In addition to being the top earner, millennial women are still often asked to defend a private choice made within the confines of their relationship, and deal with the fact that the United States is woefully behind when it comes to family leave policy, especially for men. This is something Brit*, of Raleigh-Durham, N.C., is already thinking about. “I worry about how my husband will be treated, as a future stay-at-home dad. I know that our society just isn't set up to support a father as the primary caregiver, whether it be support groups for parents (or PTA groups or whatever), or even things like baby-changing station in bathrooms.” Brit makes between $50K and $69K per year. Her husband, a writer, makes at least $50K less.
Whether they’re happy earning more or not, these women consistently acknowledge they experience significant added pressure (internally and externally) to maintain their careers, or seek promotions. This might seem like a good thing, but some women aren't chasing promotions due to personal goals, but because they want the safety net provided by the additional income. One women said, “It puts constant pressure on me to feel like I have to job leap every few years to find a higher salary to keep us afloat.” A 25-year-old woman wrote, “There is…an immense amount of pressure realizing you will be supporting someone else, especially when you are just learning to support yourself.”
*Shayna lives and works in Seattle, WA. She makes between $50K and $69K per year. Her husband makes at least $21K less.
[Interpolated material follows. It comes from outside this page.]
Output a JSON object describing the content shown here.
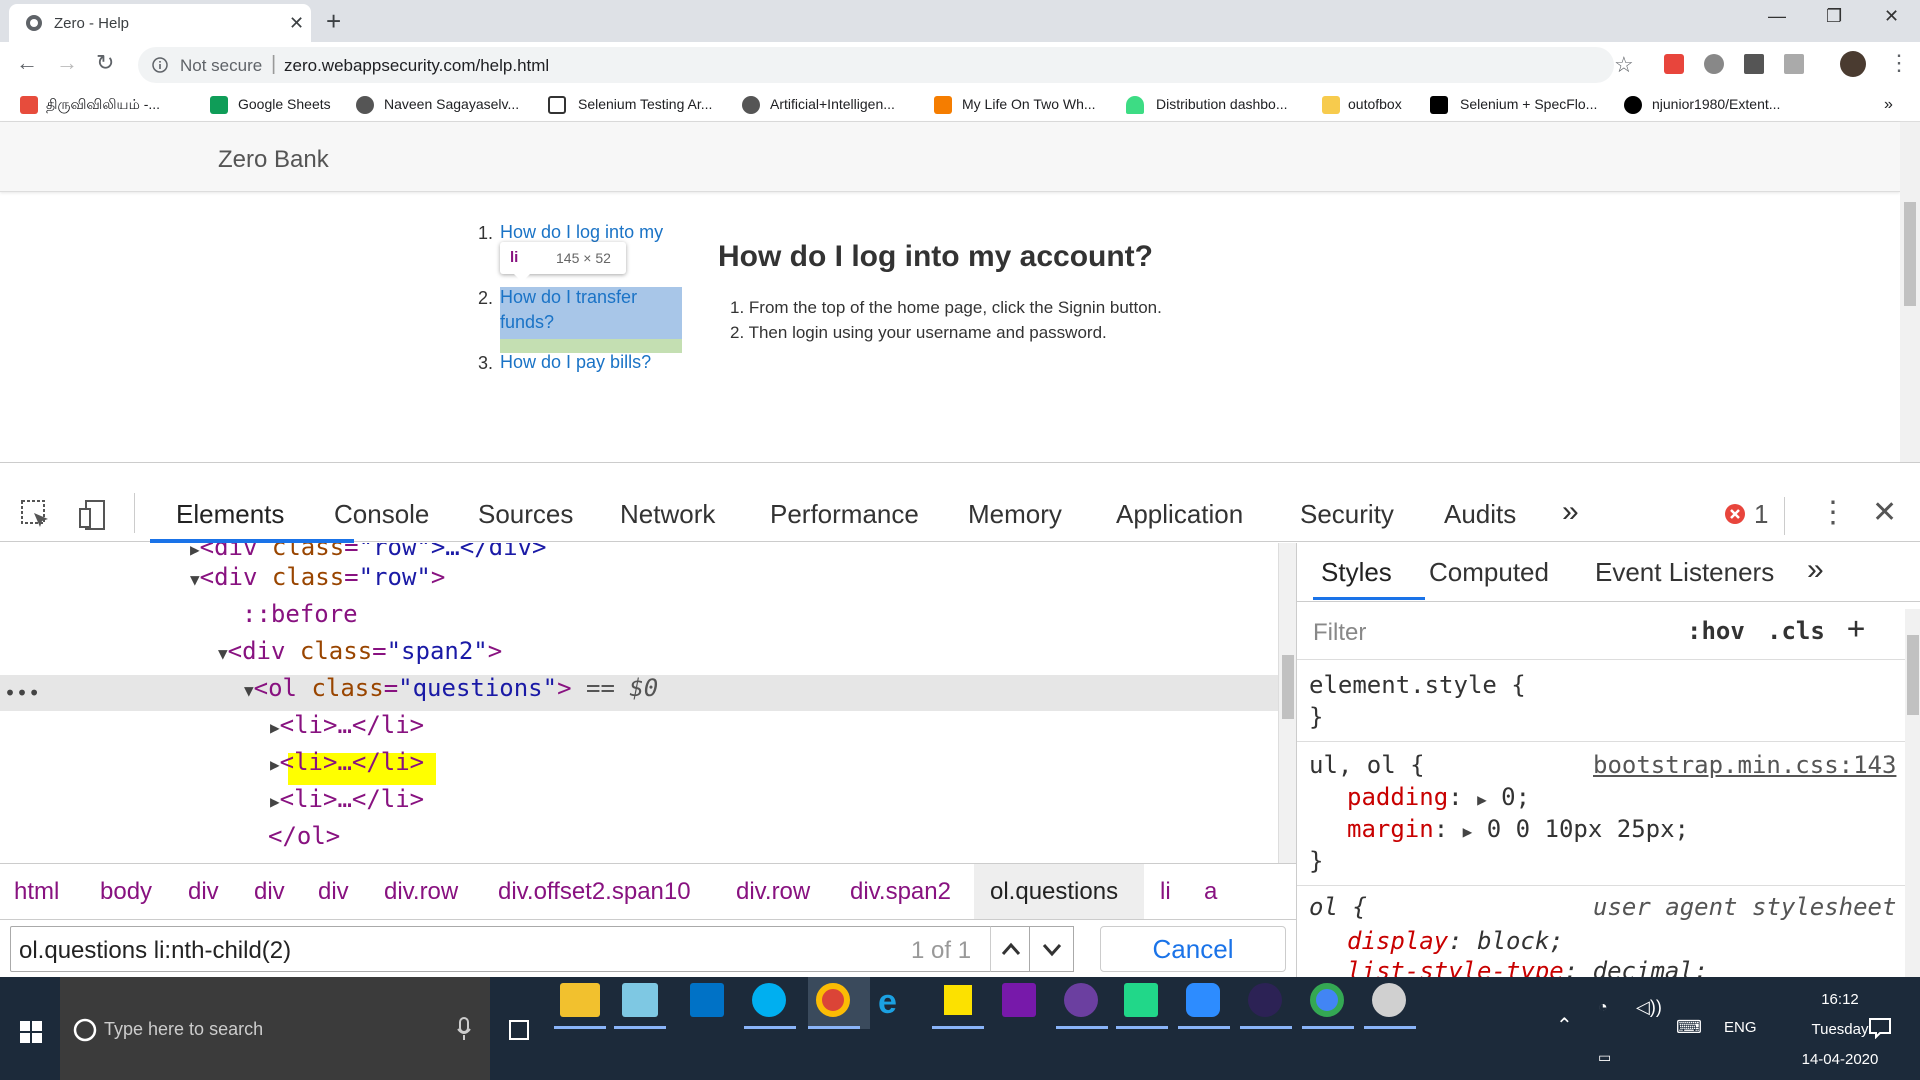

Despite the fact that she’s hoping he makes more after finishing his PhD program, Shayna is happy to keep providing. “I get a little bit of a thrill out of it. I think having a mom who was so dependent on a man she wasn't with, it makes me feel empowered to be able to financially support my husband not out of necessity but because I am capable and have a job I love.”
When we imagine the life of a woman who earns more than her husband, we do not consider the mental and emotional fortitude required to do so in a way that allows both partners to live fully, freely, and indeed happily. This lack of imagination means there are no templates for the necessary conversations about who does what, who pays for what, and how this uncommon dynamic feels day-to-day, for both partners.
I asked myself if I would be comfortable being the breadwinner in this relationship forever, and came to a similar conclusion to most of the survey respondents: Yes, but only as long as my breadwinning came from doing the work that I want to be doing. Maybe it’s not that my partner and I are so much on the same page about money, and who earns it, as much as we are on the same page as long as I keep loving the way I earn the money. I’m also looking out for signs of growing resentment, on either side of this partnership, as well as attempting to be more conscious of when and how I contribute to the unpaid invisible labor in our household. The last thing I want is for my partner to feel disrespected, and for me to feel taken advantage of financially. Still, this is for us to figure out, and like any healthy marriage or relationship, that starts with talking about it openly, honestly, and just between us two.
*Names have been changed.